We also integrated our point-of-sale and inventory systems so that we’d always know what was available for sale at our stores and when we needed to replenish stock. Most recently, we’ve focused on the customer side of our IT systems, too. We’ve stood up e-Commerce capabilities. That, too, is a form of thinking big.
Some consumers check Walmart’s website to see if an item is in stock at their local store. Some go to homedepot.com before leaving the house because it will tell them where in that big box they’re going to find what they’re looking for. Some just go online because they’d rather not spend the time driving over to the store to order what they already know they need or want.

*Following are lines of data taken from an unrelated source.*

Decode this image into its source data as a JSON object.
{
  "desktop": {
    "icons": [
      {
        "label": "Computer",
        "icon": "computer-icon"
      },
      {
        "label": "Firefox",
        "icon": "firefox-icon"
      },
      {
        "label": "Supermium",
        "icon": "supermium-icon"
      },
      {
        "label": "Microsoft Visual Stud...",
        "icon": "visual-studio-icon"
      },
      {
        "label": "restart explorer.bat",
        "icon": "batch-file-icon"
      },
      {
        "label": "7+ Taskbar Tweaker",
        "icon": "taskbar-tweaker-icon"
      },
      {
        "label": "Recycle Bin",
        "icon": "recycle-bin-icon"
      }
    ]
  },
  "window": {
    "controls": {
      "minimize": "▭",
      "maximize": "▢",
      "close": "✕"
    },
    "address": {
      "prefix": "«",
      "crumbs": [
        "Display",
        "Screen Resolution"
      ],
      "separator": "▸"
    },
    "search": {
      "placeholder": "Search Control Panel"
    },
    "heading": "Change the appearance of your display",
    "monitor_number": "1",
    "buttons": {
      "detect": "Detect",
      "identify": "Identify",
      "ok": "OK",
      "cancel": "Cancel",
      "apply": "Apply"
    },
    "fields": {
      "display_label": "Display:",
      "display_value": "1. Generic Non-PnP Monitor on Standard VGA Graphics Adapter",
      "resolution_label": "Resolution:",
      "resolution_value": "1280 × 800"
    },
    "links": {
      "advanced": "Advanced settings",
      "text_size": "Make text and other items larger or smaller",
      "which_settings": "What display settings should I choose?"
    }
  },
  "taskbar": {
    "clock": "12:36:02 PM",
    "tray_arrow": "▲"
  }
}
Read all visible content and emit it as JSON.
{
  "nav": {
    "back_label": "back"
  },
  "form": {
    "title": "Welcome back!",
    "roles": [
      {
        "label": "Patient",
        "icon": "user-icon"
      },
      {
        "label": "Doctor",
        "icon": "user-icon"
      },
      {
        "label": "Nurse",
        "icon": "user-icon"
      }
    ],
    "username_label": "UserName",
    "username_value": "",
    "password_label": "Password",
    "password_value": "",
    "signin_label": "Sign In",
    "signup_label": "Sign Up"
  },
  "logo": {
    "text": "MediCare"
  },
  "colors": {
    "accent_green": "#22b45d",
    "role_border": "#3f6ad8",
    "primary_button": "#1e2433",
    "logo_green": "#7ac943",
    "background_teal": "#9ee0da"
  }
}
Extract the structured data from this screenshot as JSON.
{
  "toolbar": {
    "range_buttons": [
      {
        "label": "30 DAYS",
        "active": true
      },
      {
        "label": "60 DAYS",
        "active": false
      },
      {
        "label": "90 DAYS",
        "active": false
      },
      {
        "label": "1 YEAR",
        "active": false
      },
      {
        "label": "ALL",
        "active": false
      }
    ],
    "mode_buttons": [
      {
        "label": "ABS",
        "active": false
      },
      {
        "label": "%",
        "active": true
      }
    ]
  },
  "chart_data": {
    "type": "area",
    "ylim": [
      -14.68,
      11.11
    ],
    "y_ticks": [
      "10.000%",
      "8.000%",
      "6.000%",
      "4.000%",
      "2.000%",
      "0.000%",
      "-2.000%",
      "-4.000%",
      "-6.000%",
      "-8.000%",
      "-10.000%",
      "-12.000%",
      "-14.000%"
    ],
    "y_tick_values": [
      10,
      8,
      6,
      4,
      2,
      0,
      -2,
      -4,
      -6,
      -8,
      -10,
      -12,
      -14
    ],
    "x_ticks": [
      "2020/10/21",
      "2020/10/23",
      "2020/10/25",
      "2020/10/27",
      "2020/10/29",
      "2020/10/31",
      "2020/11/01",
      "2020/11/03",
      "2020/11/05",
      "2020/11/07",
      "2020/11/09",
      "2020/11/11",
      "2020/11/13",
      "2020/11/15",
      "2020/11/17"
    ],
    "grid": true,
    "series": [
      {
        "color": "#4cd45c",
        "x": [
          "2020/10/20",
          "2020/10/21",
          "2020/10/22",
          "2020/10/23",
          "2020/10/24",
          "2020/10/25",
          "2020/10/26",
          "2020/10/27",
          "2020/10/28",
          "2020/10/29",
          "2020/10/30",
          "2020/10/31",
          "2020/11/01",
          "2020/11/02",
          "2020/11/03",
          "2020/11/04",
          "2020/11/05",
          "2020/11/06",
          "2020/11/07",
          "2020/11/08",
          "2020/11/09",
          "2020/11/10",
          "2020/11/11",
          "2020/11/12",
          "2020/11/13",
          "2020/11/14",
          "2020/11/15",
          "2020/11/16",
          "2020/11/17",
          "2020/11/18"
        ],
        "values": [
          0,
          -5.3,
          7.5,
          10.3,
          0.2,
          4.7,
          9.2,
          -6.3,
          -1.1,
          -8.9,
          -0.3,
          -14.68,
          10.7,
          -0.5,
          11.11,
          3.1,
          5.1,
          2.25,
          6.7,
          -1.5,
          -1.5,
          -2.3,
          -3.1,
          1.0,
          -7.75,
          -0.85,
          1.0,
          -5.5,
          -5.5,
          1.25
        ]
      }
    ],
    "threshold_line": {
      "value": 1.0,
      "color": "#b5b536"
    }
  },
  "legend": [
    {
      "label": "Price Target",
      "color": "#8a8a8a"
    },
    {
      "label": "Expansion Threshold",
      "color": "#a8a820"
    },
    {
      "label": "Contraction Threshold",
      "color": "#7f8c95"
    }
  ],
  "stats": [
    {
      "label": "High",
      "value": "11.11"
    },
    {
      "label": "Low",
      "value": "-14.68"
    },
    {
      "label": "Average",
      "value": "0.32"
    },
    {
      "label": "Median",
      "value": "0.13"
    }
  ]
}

Like Walmart or Home Depot, Pioneer’s e-Commerce site allows our customers to order what they want online. What makes this unique is that we’re selling bulk landscape and hardscape materials, and when we say “bulk,” we mean it. If you order bulk materials from a big box store, you’re still getting bags of rock, dirt, or mulch that you must open and empty, and you’re often required to buy an entire pallet of those bags.
We’ve created this type of convenience and functionality the same way the big players would with in-house, custom-designed systems tailored precisely to the needs of our associates and customers.
So many landscape supply companies have one person as the go-to IT expert and call it good. Pioneer has an IT staff of 10 people who run sophisticated systems and a massive data warehouse to facilitate our e-Commerce, in-store retail operations and a very advanced distribution capability. Between the tablets, we give our employees and all the computers that are hooked into our network, our IT team manages more than 6,000 devices.
Everything thing our IT team does on the development end of things is designed to make using those devices easier for our employees so they can focus more on our valued customers.
Many of our employees are not well-versed in computer use, so instead of having people go into an enterprise system and fumble along, our IT team makes web applications for specific roles that simplify complex processes into a few clicks on a website. Along with making life easier for our employees, this approach eliminates the need for extensive training and reduces the number of license requirements we have for our ERP systems. Plus, it frees up our IT support staff to focus on problem-solving rather than answering ERP-level questions from non-sophisticated end users all day long.
It’s moves like this that have made Pioneer a very efficient, profitable company, and now this company is in a perfect position to expand its market presence.
After all, businesses should grow, not merely survive, and the way to grow any business, especially a smaller one, is to think big in all you do.
Pioneer Landscape Centers
Mark Adamson joined Pioneer as CEO in 2018 and is currently Executive Chairman. Prior to joining Pioneer, Mr. Adamson was the CEO of Fletcher Building, an $8 billion conglomerate of building products businesses based in Australia and New Zealand. Previously, he was with laminate company, Formica Corporation, where he ran their European division before assuming the role of CEO. Mr. Adamson also held roles in finance and management at Glaxosmithkline and Deloitte. Mr. Adamson earned a BA (Hons) Finance from Northumbria University in the UK and qualified as a Chartered Accountant with Deloitte.